Restate the following records word for word without images.

* * * * *

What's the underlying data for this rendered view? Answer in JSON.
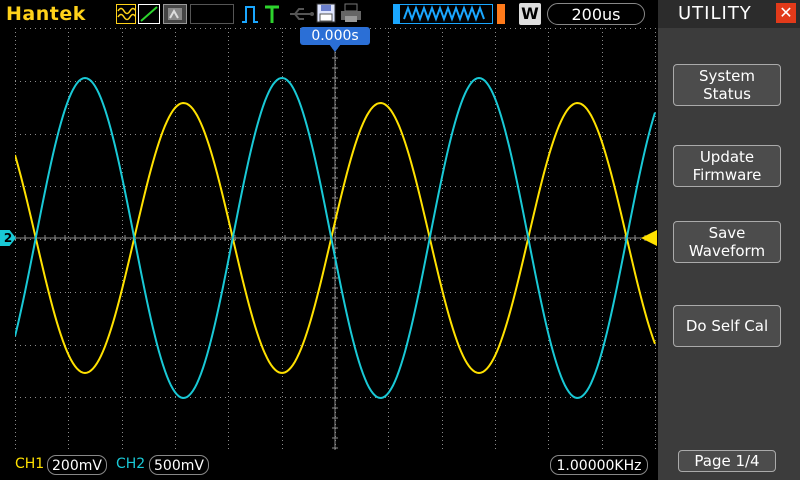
{
  "top_bar": {
    "brand": "Hantek",
    "timebase": "200us",
    "w_label": "W"
  },
  "screen": {
    "trigger_position": "0.000s",
    "ch2_marker": "2"
  },
  "bottom_bar": {
    "ch1_label": "CH1",
    "ch1_scale": "200mV",
    "ch2_label": "CH2",
    "ch2_scale": "500mV",
    "frequency": "1.00000KHz"
  },
  "menu": {
    "title": "UTILITY",
    "items": [
      {
        "line1": "System",
        "line2": "Status"
      },
      {
        "line1": "Update",
        "line2": "Firmware"
      },
      {
        "line1": "Save",
        "line2": "Waveform"
      },
      {
        "line1": "Do Self Cal",
        "line2": ""
      }
    ],
    "page": "Page 1/4"
  },
  "colors": {
    "ch1": "#ffe100",
    "ch2": "#19c9d6",
    "grid": "#8a8a8a",
    "panel_bg": "#3c3c3c",
    "close": "#e23a1a"
  },
  "icons": [
    "wave-mode-icon",
    "line-mode-icon",
    "mono-mode-icon",
    "trigger-edge-icon",
    "trigger-t-icon",
    "usb-icon",
    "save-disk-icon",
    "printer-icon",
    "run-waveform-icon",
    "close-icon"
  ]
}
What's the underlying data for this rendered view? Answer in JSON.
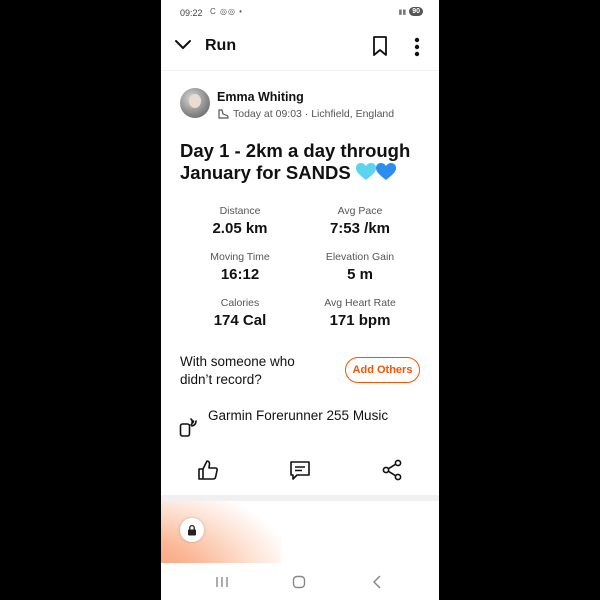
{
  "status_bar": {
    "time": "09:22",
    "left_icons": "C ◎◎ •",
    "battery": "90"
  },
  "header": {
    "title": "Run"
  },
  "activity": {
    "athlete": "Emma Whiting",
    "meta": "Today at 09:03 · Lichfield, England",
    "title": "Day 1 - 2km a day through January for SANDS",
    "stats": [
      {
        "label": "Distance",
        "value": "2.05 km"
      },
      {
        "label": "Avg Pace",
        "value": "7:53 /km"
      },
      {
        "label": "Moving Time",
        "value": "16:12"
      },
      {
        "label": "Elevation Gain",
        "value": "5 m"
      },
      {
        "label": "Calories",
        "value": "174 Cal"
      },
      {
        "label": "Avg Heart Rate",
        "value": "171 bpm"
      }
    ],
    "with_someone": "With someone who didn’t record?",
    "add_others": "Add Others",
    "device": "Garmin Forerunner 255 Music"
  },
  "colors": {
    "accent": "#fc5200",
    "heart_light": "#5ad4f0",
    "heart_dark": "#2a8df0"
  },
  "icons": {
    "back": "chevron-down-icon",
    "bookmark": "bookmark-icon",
    "more": "more-vertical-icon",
    "shoe": "shoe-icon",
    "device": "watch-sync-icon",
    "like": "thumbs-up-icon",
    "comment": "comment-icon",
    "share": "share-icon",
    "lock": "lock-icon"
  }
}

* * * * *

_Answer below_
What's the underlying data for this rendered view? Answer in JSON.
{
  "top_bar": {
    "brand": "Hantek",
    "timebase": "200us",
    "w_label": "W"
  },
  "screen": {
    "trigger_position": "0.000s",
    "ch2_marker": "2"
  },
  "bottom_bar": {
    "ch1_label": "CH1",
    "ch1_scale": "200mV",
    "ch2_label": "CH2",
    "ch2_scale": "500mV",
    "frequency": "1.00000KHz"
  },
  "menu": {
    "title": "UTILITY",
    "items": [
      {
        "line1": "System",
        "line2": "Status"
      },
      {
        "line1": "Update",
        "line2": "Firmware"
      },
      {
        "line1": "Save",
        "line2": "Waveform"
      },
      {
        "line1": "Do Self Cal",
        "line2": ""
      }
    ],
    "page": "Page 1/4"
  },
  "colors": {
    "ch1": "#ffe100",
    "ch2": "#19c9d6",
    "grid": "#8a8a8a",
    "panel_bg": "#3c3c3c",
    "close": "#e23a1a"
  },
  "icons": [
    "wave-mode-icon",
    "line-mode-icon",
    "mono-mode-icon",
    "trigger-edge-icon",
    "trigger-t-icon",
    "usb-icon",
    "save-disk-icon",
    "printer-icon",
    "run-waveform-icon",
    "close-icon"
  ]
}
What's the underlying data for this rendered view? Answer in JSON.
{
  "status_bar": {
    "time": "09:22",
    "left_icons": "C ◎◎ •",
    "battery": "90"
  },
  "header": {
    "title": "Run"
  },
  "activity": {
    "athlete": "Emma Whiting",
    "meta": "Today at 09:03 · Lichfield, England",
    "title": "Day 1 - 2km a day through January for SANDS",
    "stats": [
      {
        "label": "Distance",
        "value": "2.05 km"
      },
      {
        "label": "Avg Pace",
        "value": "7:53 /km"
      },
      {
        "label": "Moving Time",
        "value": "16:12"
      },
      {
        "label": "Elevation Gain",
        "value": "5 m"
      },
      {
        "label": "Calories",
        "value": "174 Cal"
      },
      {
        "label": "Avg Heart Rate",
        "value": "171 bpm"
      }
    ],
    "with_someone": "With someone who didn’t record?",
    "add_others": "Add Others",
    "device": "Garmin Forerunner 255 Music"
  },
  "colors": {
    "accent": "#fc5200",
    "heart_light": "#5ad4f0",
    "heart_dark": "#2a8df0"
  },
  "icons": {
    "back": "chevron-down-icon",
    "bookmark": "bookmark-icon",
    "more": "more-vertical-icon",
    "shoe": "shoe-icon",
    "device": "watch-sync-icon",
    "like": "thumbs-up-icon",
    "comment": "comment-icon",
    "share": "share-icon",
    "lock": "lock-icon"
  }
}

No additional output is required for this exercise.